VM: the last frontier

i spun this pretty mohair yarn for a sweet friend who is a doll artist. she has bought a few skeins from me to use for the crowning glory (hair) for her amazing creations.

since i knew this wouldn't be used for knitting or a next-to-skin project, i indulged myself a bit and didn't bother so much with what spinners call "VM" or "vegetable matter." this is the little bits of grass and hay that you find in most raw fleeces, even after they have been thoroughly scoured. this is because these little bits cling to the wool, and have to be picked out if you are preparing a fleece by hand - which takes for*ever*. (at the mills, they use chemicals to dissolve the vm). i much prefer to process my own just the way i want, and avoid icky chemicals, and so i usually do my best to pick out all the bits before and after washing, and then the remaining bits fall out while i'm spinning. but this is one reason i've been reluctant to offer batts in my etsy shop - i can't get the wool as vm-free as a fiber mill.

but sometimes i think, what exactly is the Big Deal with VM? especially when i'm also drying flowers, dyeing with leaves and making beads out of rose petals? why does the addition a different sort of natural material mean that wool is considered a lesser-grade?

while i don't want bits of bark poking me from inside a sweater, i really don't mind a little bit of grass left over from where the bunny was eating, or a tiny bit of twig from where the sheep was cavorting. especially in art yarn. if yarn isn't going to be next to a baby's head or your love's neck, is VM really a problem? knitters, what am i missing?


  1. oh i just love the way that yarn looks.
    i'm not knowledgeable enough to answer your question.

  2. no it's not a problem, especially with batts as beautiful as yours. i've told you before, that coming across a bit of vm makes me feel more connected to the animal and the land where it lives & in this case- to you too!

  3. i love the idea...especially for primitive doll hair! i know when washing wool my big concern was getting out the dingleberries more than the bits of VM...

  4. don't do yarn but the post feels empowering.

    i say rock on!

  5. I think it's just one of those things that people/knitters/yarn customers are going to always have a divide over. Also I think for the non-farm-oriented or those newer to buying unprocessed fiber, there seems to be a pervasive fear of poo--did the grass go *through* the critter already, or did it get picked up in some non-sterile enclosure somewhere...? Some people think VM means unclean, or even worse, unprofessional coming from a spinner or battmaker. We just have to, I almost hate to say it, keep educating knitters that some yarn and fiber will have VM and that it's really OK, that it really can add character and authenticity to an art yarn, testifies to the hand process of making that yarn.
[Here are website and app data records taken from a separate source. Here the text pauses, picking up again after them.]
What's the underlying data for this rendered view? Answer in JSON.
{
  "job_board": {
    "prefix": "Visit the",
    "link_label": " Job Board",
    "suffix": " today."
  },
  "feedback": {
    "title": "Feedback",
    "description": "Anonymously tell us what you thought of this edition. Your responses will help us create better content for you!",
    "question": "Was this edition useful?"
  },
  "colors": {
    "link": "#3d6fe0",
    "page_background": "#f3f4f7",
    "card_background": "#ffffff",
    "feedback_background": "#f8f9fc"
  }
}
There are people who will always disagree with that, but then again those are the folks who aren't likely to be shopping for art yarn, are they? They don't have to buy it in any case. (I'm always scared someone like that will buy one of mine someday and yell at me and be mean, in fact I have dreams about it and wake up sweating.)

    I've been oggling your shop for ages, btw, and your yarns and everything else you sell are just lusciously gorgeous!

  6. thanks all, and hi carrie! i'm super glad to meet you... and your comment gives me a lot more insight. i know that night-sweating fear!